If you have spent much time with Mary V, you know she is full of energy and enthusiasm. Considering her 91 years, I can only imagine the energy she had in 1959. She became chairman of the annual turkey dinner, secretary of the building committee, and the children’s coordinator. Tom at 97 is full of wisdom and the details of a well-lived life. He was chairmen of the committee on Education, children’s Sunday school teacher, and you could find him in the church kitchen every Wednesday night. He helped their good friend Freddie Mae Scott prepare and serve meals for all the members who were attending Wednesday night activities. Freddie Mae meant a lot to the Engelkings, and they were sad to learn that she passed away this year on Tom's birthday.

The years spent as members of the Spire church are full of beautiful memories. Memories of people like Hilliard Henson and Grace Lindsey, good friends who have since passed on. I questioned Tom on what the Spire meant to him after all these years. He told me it symbolizes growth and a continuous presence downtown. It provides a place to take God’s love to the world by starting in the heart of Beaumont.

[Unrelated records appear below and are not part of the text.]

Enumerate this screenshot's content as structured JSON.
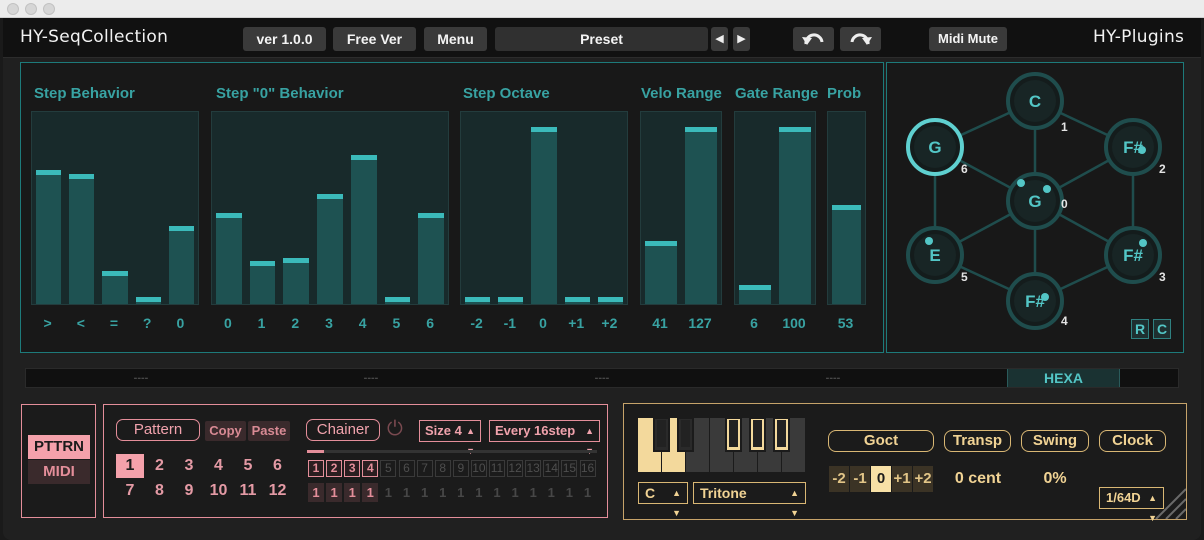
{
  "header": {
    "app_name": "HY-SeqCollection",
    "version_label": "ver 1.0.0",
    "edition_label": "Free Ver",
    "menu_label": "Menu",
    "preset_label": "Preset",
    "prev_arrow": "◀",
    "next_arrow": "▶",
    "midi_mute_label": "Midi Mute",
    "vendor_name": "HY-Plugins"
  },
  "steps": {
    "step_behavior": {
      "title": "Step Behavior",
      "labels": [
        ">",
        "<",
        "=",
        "?",
        "0"
      ],
      "values": [
        0.72,
        0.7,
        0.18,
        0.04,
        0.42
      ]
    },
    "step_zero_behavior": {
      "title": "Step \"0\" Behavior",
      "labels": [
        "0",
        "1",
        "2",
        "3",
        "4",
        "5",
        "6"
      ],
      "values": [
        0.49,
        0.23,
        0.25,
        0.59,
        0.8,
        0.04,
        0.49
      ]
    },
    "step_octave": {
      "title": "Step Octave",
      "labels": [
        "-2",
        "-1",
        "0",
        "+1",
        "+2"
      ],
      "values": [
        0.04,
        0.04,
        0.95,
        0.04,
        0.04
      ]
    },
    "velo_range": {
      "title": "Velo Range",
      "labels": [
        "41",
        "127"
      ],
      "values": [
        0.34,
        0.95
      ]
    },
    "gate_range": {
      "title": "Gate Range",
      "labels": [
        "6",
        "100"
      ],
      "values": [
        0.1,
        0.95
      ]
    },
    "prob": {
      "title": "Prob",
      "labels": [
        "53"
      ],
      "values": [
        0.53
      ]
    }
  },
  "hexa": {
    "nodes": [
      {
        "note": "G",
        "index": "0"
      },
      {
        "note": "C",
        "index": "1"
      },
      {
        "note": "F#",
        "index": "2"
      },
      {
        "note": "F#",
        "index": "3"
      },
      {
        "note": "F#",
        "index": "4"
      },
      {
        "note": "E",
        "index": "5"
      },
      {
        "note": "G",
        "index": "6"
      }
    ],
    "r_label": "R",
    "c_label": "C"
  },
  "tabs": [
    "----",
    "----",
    "----",
    "----",
    "HEXA"
  ],
  "mode": {
    "pattern_label": "PTTRN",
    "midi_label": "MIDI"
  },
  "pattern": {
    "pattern_label": "Pattern",
    "copy_label": "Copy",
    "paste_label": "Paste",
    "numbers": [
      "1",
      "2",
      "3",
      "4",
      "5",
      "6",
      "7",
      "8",
      "9",
      "10",
      "11",
      "12"
    ],
    "selected": "1"
  },
  "chainer": {
    "label": "Chainer",
    "power_icon": "⏻",
    "size_label": "Size 4",
    "every_label": "Every 16step",
    "steps": [
      "1",
      "2",
      "3",
      "4",
      "5",
      "6",
      "7",
      "8",
      "9",
      "10",
      "11",
      "12",
      "13",
      "14",
      "15",
      "16"
    ],
    "values": [
      "1",
      "1",
      "1",
      "1",
      "1",
      "1",
      "1",
      "1",
      "1",
      "1",
      "1",
      "1",
      "1",
      "1",
      "1",
      "1"
    ],
    "active_count": 4,
    "progress": 0.06
  },
  "scale": {
    "root_label": "C",
    "scale_label": "Tritone",
    "highlight_keys": [
      "C",
      "D",
      "F#",
      "G#",
      "A#"
    ]
  },
  "goct": {
    "label": "Goct",
    "options": [
      "-2",
      "-1",
      "0",
      "+1",
      "+2"
    ],
    "selected": "0"
  },
  "transp": {
    "label": "Transp",
    "value": "0 cent"
  },
  "swing": {
    "label": "Swing",
    "value": "0%"
  },
  "clock": {
    "label": "Clock",
    "value": "1/64D"
  },
  "colors": {
    "teal": "#38a2a2",
    "pink": "#e48e9a",
    "gold": "#d9b774"
  }
}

When you talk with the Engelkings, you can feel the love they have for their church family and the pride they take in the Spire church. You can sense the loss when they speak of friends who have passed away. Their faces beam when they talk about their daughter Beth being one of the first children baptized in the Spire church. They speak with pride about the stained-glass windows and the sensational choir. Charlie Morgan playing the keyboard, Fred Simon's incredible voice, and Silverio and Lindsay singing together have been some of their favorite musical moments.

My time with the Engelkings was a delightful glimpse into the past, and their enthusiasm in the present is contagious. The stories handed down to us are gifts. They are overflowing with the impressive history of a beautiful church filled with faithful disciples, and a legacy of serving Jesus in downtown Beaumont.

By Michelle Holland